Worst yet to come for households struggling with pandemic debt

Published 15/11/2021   |   Last Updated 15/11/2021   |   Reading Time minutes

Rising energy and food prices and the end of key government support signal difficult months ahead for households already in arrears due to the COVID-19 pandemic.

The Senedd’s Equality and Social Justice Committee is calling on Welsh Government to continue to support people struggling with basic household costs, warning that the full pinch of the pandemic is yet to hit home.

The Committee’s report, Debt and the Pandemic, warns that more people are falling into debt in order to meet daily essentials, household bills and council tax, and that rising food and fuel prices is set to drive people into deeper poverty this winter.

In response to this impending crisis, the Committee is calling on Welsh Government to accelerate the work to bring all social homes up to Energy Rating A as a result of rising energy costs and to revise its fuel poverty action plan.
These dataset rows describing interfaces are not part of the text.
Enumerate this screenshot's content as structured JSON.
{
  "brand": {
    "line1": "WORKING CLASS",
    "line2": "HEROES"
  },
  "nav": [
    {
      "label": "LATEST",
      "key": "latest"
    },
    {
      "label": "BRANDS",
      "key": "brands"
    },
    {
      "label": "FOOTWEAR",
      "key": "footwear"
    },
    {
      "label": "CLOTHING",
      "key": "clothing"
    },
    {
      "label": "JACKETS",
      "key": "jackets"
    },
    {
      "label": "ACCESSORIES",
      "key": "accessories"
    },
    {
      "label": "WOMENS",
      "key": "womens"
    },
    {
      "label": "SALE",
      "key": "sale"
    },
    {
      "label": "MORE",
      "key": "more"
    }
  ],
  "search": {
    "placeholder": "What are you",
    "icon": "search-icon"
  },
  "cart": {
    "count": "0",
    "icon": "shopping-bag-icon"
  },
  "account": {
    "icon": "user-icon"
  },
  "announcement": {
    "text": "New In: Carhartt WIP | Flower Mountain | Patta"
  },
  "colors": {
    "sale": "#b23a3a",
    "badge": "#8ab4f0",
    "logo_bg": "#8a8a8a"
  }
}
It also wants the government to further promote debt advice services and affordable credit sources among those at heightened risk of debt over the next six months.
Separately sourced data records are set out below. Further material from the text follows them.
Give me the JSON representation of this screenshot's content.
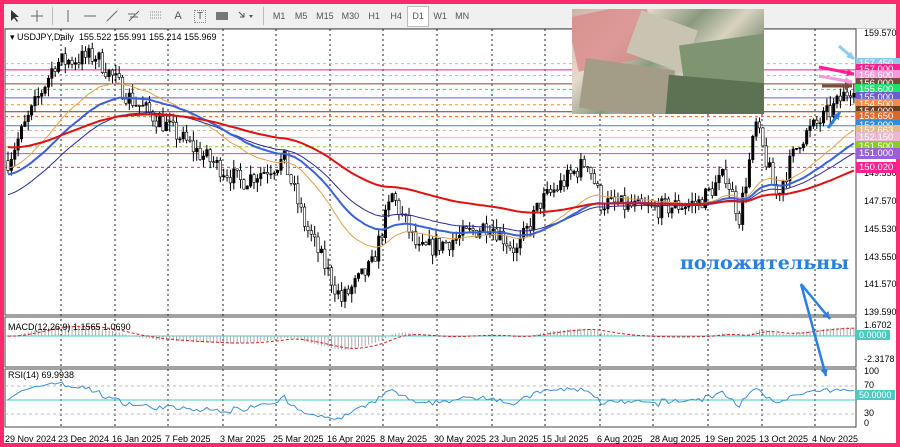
{
  "toolbar": {
    "tools": [
      "cursor",
      "crosshair",
      "vertical-line",
      "horizontal-line",
      "trendline",
      "fibonacci",
      "fibo-channel",
      "text",
      "label",
      "rectangle",
      "arrows"
    ],
    "text_tool": "A",
    "label_tool": "T",
    "timeframes": [
      "M1",
      "M5",
      "M15",
      "M30",
      "H1",
      "H4",
      "D1",
      "W1",
      "MN"
    ],
    "active_timeframe": "D1"
  },
  "header": {
    "symbol": "USDJPY,Daily",
    "ohlc": "155.522 155.991 155.214 155.969"
  },
  "price_axis": [
    "159.570",
    "149.550",
    "147.570",
    "145.530",
    "143.550",
    "141.570",
    "139.590"
  ],
  "levels": [
    {
      "label": "157.450",
      "price": 157.45,
      "color": "#8ccaf2"
    },
    {
      "label": "157.000",
      "price": 157.0,
      "color": "#ff1f8f"
    },
    {
      "label": "156.600",
      "price": 156.6,
      "color": "#f59ad8"
    },
    {
      "label": "156.000",
      "price": 156.0,
      "color": "#7a4b3a"
    },
    {
      "label": "155.600",
      "price": 155.6,
      "color": "#1ee36a"
    },
    {
      "label": "155.000",
      "price": 155.0,
      "color": "#6d5bd0"
    },
    {
      "label": "154.500",
      "price": 154.5,
      "color": "#f58a4c"
    },
    {
      "label": "154.000",
      "price": 154.0,
      "color": "#6b3d22"
    },
    {
      "label": "153.650",
      "price": 153.65,
      "color": "#d8692c"
    },
    {
      "label": "153.000",
      "price": 153.0,
      "color": "#2f8be0"
    },
    {
      "label": "152.663",
      "price": 152.663,
      "color": "#e2b88e"
    },
    {
      "label": "152.150",
      "price": 152.15,
      "color": "#e9b8d4"
    },
    {
      "label": "151.500",
      "price": 151.5,
      "color": "#8acb2a"
    },
    {
      "label": "151.000",
      "price": 151.0,
      "color": "#9b5fd8"
    },
    {
      "label": "150.020",
      "price": 150.02,
      "color": "#ff1f8f"
    }
  ],
  "dates": [
    "29 Nov 2024",
    "23 Dec 2024",
    "16 Jan 2025",
    "7 Feb 2025",
    "3 Mar 2025",
    "25 Mar 2025",
    "16 Apr 2025",
    "8 May 2025",
    "30 May 2025",
    "23 Jun 2025",
    "15 Jul 2025",
    "6 Aug 2025",
    "28 Aug 2025",
    "19 Sep 2025",
    "13 Oct 2025",
    "4 Nov 2025"
  ],
  "macd": {
    "label": "MACD(12,26,9) 1.1565 1.0690",
    "axis": [
      "1.6702",
      "0.0000",
      "-2.3178"
    ]
  },
  "rsi": {
    "label": "RSI(14) 69.9938",
    "axis": [
      "100",
      "70",
      "50.0000",
      "30",
      "0"
    ]
  },
  "annotation": "положительны",
  "colors": {
    "border": "#ff2a6d",
    "bull": "#000000",
    "ma_red": "#e01010",
    "ma_blue": "#3a62d8",
    "ma_orange": "#e0a050",
    "ma_navy": "#2a2a9a",
    "accent": "#2a7fe0"
  },
  "chart_data": {
    "type": "candlestick",
    "symbol": "USDJPY",
    "timeframe": "Daily",
    "ylim": [
      139.59,
      159.57
    ],
    "anchors_bar_price": [
      [
        0,
        150.5
      ],
      [
        14,
        157.5
      ],
      [
        26,
        158
      ],
      [
        36,
        155
      ],
      [
        47,
        153
      ],
      [
        57,
        151
      ],
      [
        69,
        149
      ],
      [
        82,
        150.5
      ],
      [
        88,
        146
      ],
      [
        99,
        140.5
      ],
      [
        108,
        143
      ],
      [
        114,
        148
      ],
      [
        122,
        144
      ],
      [
        134,
        145
      ],
      [
        143,
        146
      ],
      [
        151,
        144
      ],
      [
        158,
        147.5
      ],
      [
        172,
        150.5
      ],
      [
        176,
        147.5
      ],
      [
        191,
        147
      ],
      [
        205,
        147.5
      ],
      [
        213,
        149.5
      ],
      [
        217,
        146.5
      ],
      [
        222,
        153
      ],
      [
        228,
        148
      ],
      [
        235,
        152
      ],
      [
        244,
        154
      ],
      [
        251,
        156
      ]
    ]
  }
}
Coming months “a perfect storm” 

The rising cost of living was a particular concern for people who took part in the Committee’s focus groups on debt. , Many participants agreed that the true impact of the pandemic has yet to be realised, referring to a “perfect storm” or a “tsunami” in describing the likely scenario over the coming months and years.

One contributor from Rhondda Cynon Taf said: 
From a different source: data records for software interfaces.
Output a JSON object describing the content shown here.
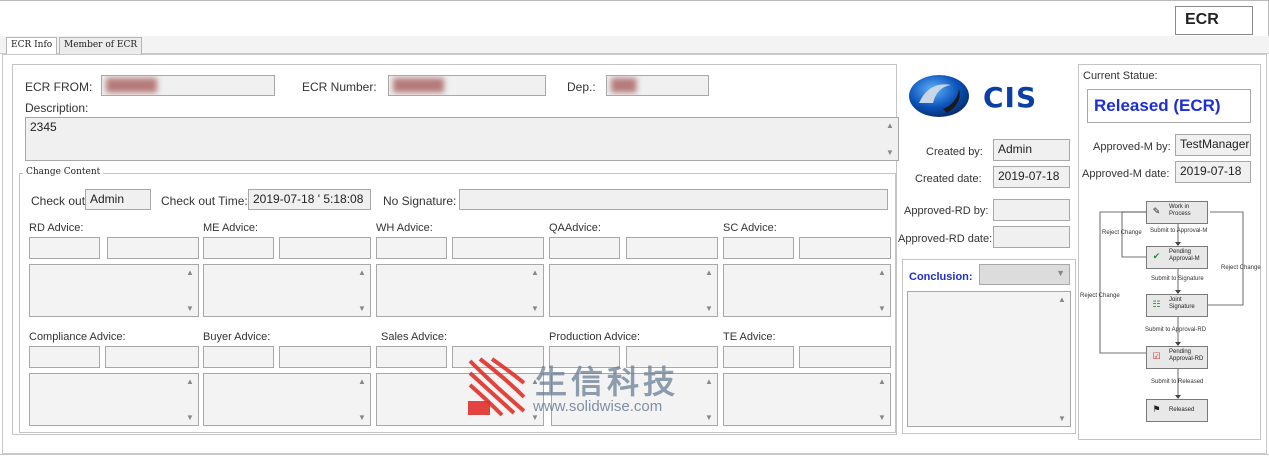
{
  "header": {
    "title": "ECR"
  },
  "tabs": [
    {
      "label": "ECR Info",
      "active": true
    },
    {
      "label": "Member of ECR",
      "active": false
    }
  ],
  "form": {
    "ecr_from_label": "ECR FROM:",
    "ecr_number_label": "ECR Number:",
    "dep_label": "Dep.:",
    "description_label": "Description:",
    "description_value": "2345"
  },
  "change_content": {
    "legend": "Change Content",
    "check_out_label": "Check out:",
    "check_out_value": "Admin",
    "check_out_time_label": "Check out Time:",
    "check_out_time_value": "2019-07-18 ' 5:18:08",
    "no_signature_label": "No Signature:",
    "advice_row1": [
      "RD Advice:",
      "ME Advice:",
      "WH Advice:",
      "QAAdvice:",
      "SC  Advice:"
    ],
    "advice_row2": [
      "Compliance Advice:",
      "Buyer Advice:",
      "Sales  Advice:",
      "Production Advice:",
      "TE Advice:"
    ]
  },
  "brand": {
    "logo_text": "CIS"
  },
  "info": {
    "created_by_label": "Created by:",
    "created_by_value": "Admin",
    "created_date_label": "Created date:",
    "created_date_value": "2019-07-18",
    "approved_rd_by_label": "Approved-RD by:",
    "approved_rd_date_label": "Approved-RD date:",
    "conclusion_label": "Conclusion:"
  },
  "status": {
    "current_label": "Current Statue:",
    "value": "Released (ECR)",
    "approved_m_by_label": "Approved-M by:",
    "approved_m_by_value": "TestManager",
    "approved_m_date_label": "Approved-M date:",
    "approved_m_date_value": "2019-07-18"
  },
  "workflow": {
    "nodes": [
      "Work in Process",
      "Pending Approval-M",
      "Joint Signature",
      "Pending Approval-RD",
      "Released"
    ],
    "edges": [
      "Submit to Approval-M",
      "Submit to Signature",
      "Submit to Approval-RD",
      "Submit to Released"
    ],
    "reject_labels": [
      "Reject Change",
      "Reject Change",
      "Reject Change"
    ]
  },
  "watermark": {
    "text": "生信科技",
    "url": "www.solidwise.com"
  },
  "colors": {
    "accent_blue": "#1c2fd4",
    "watermark_red": "#e0302a"
  }
}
“What really worries me is a potential 30% increase in gas and electricity prices in 2022. That is going to push people into Victorian poverty. And we’ve got the increase in National Insurance contributions, you’ve got less suppliers because they’re collapsing, the energy price cap has been raised . . . I’m really worried about next year.” 

The Bevan Foundation gave evidence to the committee, stating that in Spring 2021, their research found that 10% of households in Wales fell behind on a bill, and highlighted that debt had become a greater issue for those who were at heightened risk of it beforehand.

This was backed by research from the charity StepChange who noted in January 2021 that “21% of the population in Wales was experiencing financial difficulties, and a higher proportion of Welsh adults (18%) had experienced financial hardship during the pandemic than in England or Scotland.”

Citizens Advice Cymru also gave evidence to the inquiry, and Lee Chesterman, Deputy Team Leader for Citizens Advice Cardiff and Vale said: 

“We are seeing more and more people struggling due to uncontrollable charges such as rising energy costs. That alongside the cost of living increasing and recent removal of the Universal Credit uplift is a real concern.

“With various government funded support coming to an end over the coming months as well: we are worried. Our main concern is ensuring that there is support in place to help people who can least afford these price rises.  As we look at the near future we as [Citizens Advice Cymru] frontline staff are gearing up for a hard and busy winter.” 

Only now beginning to feel the full financial force of the pandemic.”

Jenny Rathbone

Jenny Rathbone MS, the Chair of the Equality and Social Justice Committee says;

“We face a winter of rising fuel and food prices, coupled with the end of some key government support which did so much to keep people afloat during the pandemic., It’s clear that households across the country are only now beginning to feel the full financial force of the pandemic. 

“At times of economic hardship in particular people are forced to turn to debt to ease financial problems. It is scary that more people are now taking out loans to pay bills, or to buy food, not for consumer or ‘luxury’ items. This short term fix can easily create long term problems for individuals.

“Our report suggests a number of steps for the Welsh Government to take so that advice and support reaches those who need it, particularly the most vulnerable.  Better data could inform the design and delivery of services and help tackle some of the underlying causes of debt.

“With rising energy costs looming large, we are calling on Welsh Government to accelerate plans to retro-fit social homes to much higher energy efficiency standards and to revise its fuel poverty action plan.”

Report Recommendations

The report includes 14 recommendations which will now be considered by the Welsh Government. Including:

Recommendation 3. The Welsh Government should set out in its response what additional measures it will put in place to promote debt advice services to vulnerable groups who are at heightened risk of debt, so they can make informed choices about the options available to them

Recommendation 4. The Welsh Government should publish revised plans within the next three months to tackle fuel poverty, to ensure that these are in place well ahead of the next rise to the energy price cap due to come into force from April 2022.

Recommendation 5. The Welsh Government should provide clarity in its draft budget on how it will allocate sufficient funds up until 2024-25 to accelerate plans to bring all social homes up to Energy Rating A to mitigate increased fuel poverty as a result of rising energy costs.